→ **What needs to be done**
Each entry must appear in the answer exactly as it does here.

=== Extracted information ===

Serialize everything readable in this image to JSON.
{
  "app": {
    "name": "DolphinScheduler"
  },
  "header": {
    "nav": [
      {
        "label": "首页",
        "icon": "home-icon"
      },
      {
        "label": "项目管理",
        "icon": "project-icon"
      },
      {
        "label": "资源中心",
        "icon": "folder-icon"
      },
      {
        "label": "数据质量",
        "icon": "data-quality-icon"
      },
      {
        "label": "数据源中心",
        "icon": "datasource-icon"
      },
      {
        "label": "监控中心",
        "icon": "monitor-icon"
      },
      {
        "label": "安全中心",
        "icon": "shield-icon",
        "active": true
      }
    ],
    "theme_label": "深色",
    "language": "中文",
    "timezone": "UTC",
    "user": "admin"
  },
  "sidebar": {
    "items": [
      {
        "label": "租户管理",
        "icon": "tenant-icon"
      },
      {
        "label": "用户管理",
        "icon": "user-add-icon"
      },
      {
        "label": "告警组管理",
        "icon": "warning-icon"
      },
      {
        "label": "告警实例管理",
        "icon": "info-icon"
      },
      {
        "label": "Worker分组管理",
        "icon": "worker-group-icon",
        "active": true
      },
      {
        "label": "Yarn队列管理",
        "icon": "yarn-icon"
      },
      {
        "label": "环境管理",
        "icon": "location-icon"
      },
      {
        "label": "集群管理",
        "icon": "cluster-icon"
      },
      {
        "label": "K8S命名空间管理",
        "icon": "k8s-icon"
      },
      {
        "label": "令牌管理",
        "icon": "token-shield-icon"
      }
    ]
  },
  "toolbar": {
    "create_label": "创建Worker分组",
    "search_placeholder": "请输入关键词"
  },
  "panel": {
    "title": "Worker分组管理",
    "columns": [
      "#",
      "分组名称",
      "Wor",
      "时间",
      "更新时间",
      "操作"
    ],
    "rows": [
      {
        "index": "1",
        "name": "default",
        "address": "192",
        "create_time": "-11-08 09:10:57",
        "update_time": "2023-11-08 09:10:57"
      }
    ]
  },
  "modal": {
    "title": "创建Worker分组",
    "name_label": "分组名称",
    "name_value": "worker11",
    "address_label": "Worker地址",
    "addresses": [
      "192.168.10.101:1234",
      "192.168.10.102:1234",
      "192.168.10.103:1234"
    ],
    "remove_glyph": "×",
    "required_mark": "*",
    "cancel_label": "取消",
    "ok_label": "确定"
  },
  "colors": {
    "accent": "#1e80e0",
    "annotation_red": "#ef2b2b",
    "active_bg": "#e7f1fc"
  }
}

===

→ **The completed task**
Serialize everything readable in this image to JSON.
{
  "app": {
    "name": "DolphinScheduler"
  },
  "header": {
    "nav": [
      {
        "label": "首页",
        "icon": "home-icon"
      },
      {
        "label": "项目管理",
        "icon": "project-icon"
      },
      {
        "label": "资源中心",
        "icon": "folder-icon"
      },
      {
        "label": "数据质量",
        "icon": "data-quality-icon"
      },
      {
        "label": "数据源中心",
        "icon": "datasource-icon"
      },
      {
        "label": "监控中心",
        "icon": "monitor-icon"
      },
      {
        "label": "安全中心",
        "icon": "shield-icon",
        "active": true
      }
    ],
    "theme_label": "深色",
    "language": "中文",
    "timezone": "UTC",
    "user": "admin"
  },
  "sidebar": {
    "items": [
      {
        "label": "租户管理",
        "icon": "tenant-icon"
      },
      {
        "label": "用户管理",
        "icon": "user-add-icon"
      },
      {
        "label": "告警组管理",
        "icon": "warning-icon"
      },
      {
        "label": "告警实例管理",
        "icon": "info-icon"
      },
      {
        "label": "Worker分组管理",
        "icon": "worker-group-icon",
        "active": true
      },
      {
        "label": "Yarn队列管理",
        "icon": "yarn-icon"
      },
      {
        "label": "环境管理",
        "icon": "location-icon"
      },
      {
        "label": "集群管理",
        "icon": "cluster-icon"
      },
      {
        "label": "K8S命名空间管理",
        "icon": "k8s-icon"
      },
      {
        "label": "令牌管理",
        "icon": "token-shield-icon"
      }
    ]
  },
  "toolbar": {
    "create_label": "创建Worker分组",
    "search_placeholder": "请输入关键词"
  },
  "panel": {
    "title": "Worker分组管理",
    "columns": [
      "#",
      "分组名称",
      "Wor",
      "时间",
      "更新时间",
      "操作"
    ],
    "rows": [
      {
        "index": "1",
        "name": "default",
        "address": "192",
        "create_time": "-11-08 09:10:57",
        "update_time": "2023-11-08 09:10:57"
      }
    ]
  },
  "modal": {
    "title": "创建Worker分组",
    "name_label": "分组名称",
    "name_value": "worker11",
    "address_label": "Worker地址",
    "addresses": [
      "192.168.10.101:1234",
      "192.168.10.102:1234",
      "192.168.10.103:1234"
    ],
    "remove_glyph": "×",
    "required_mark": "*",
    "cancel_label": "取消",
    "ok_label": "确定"
  },
  "colors": {
    "accent": "#1e80e0",
    "annotation_red": "#ef2b2b",
    "active_bg": "#e7f1fc"
  }
}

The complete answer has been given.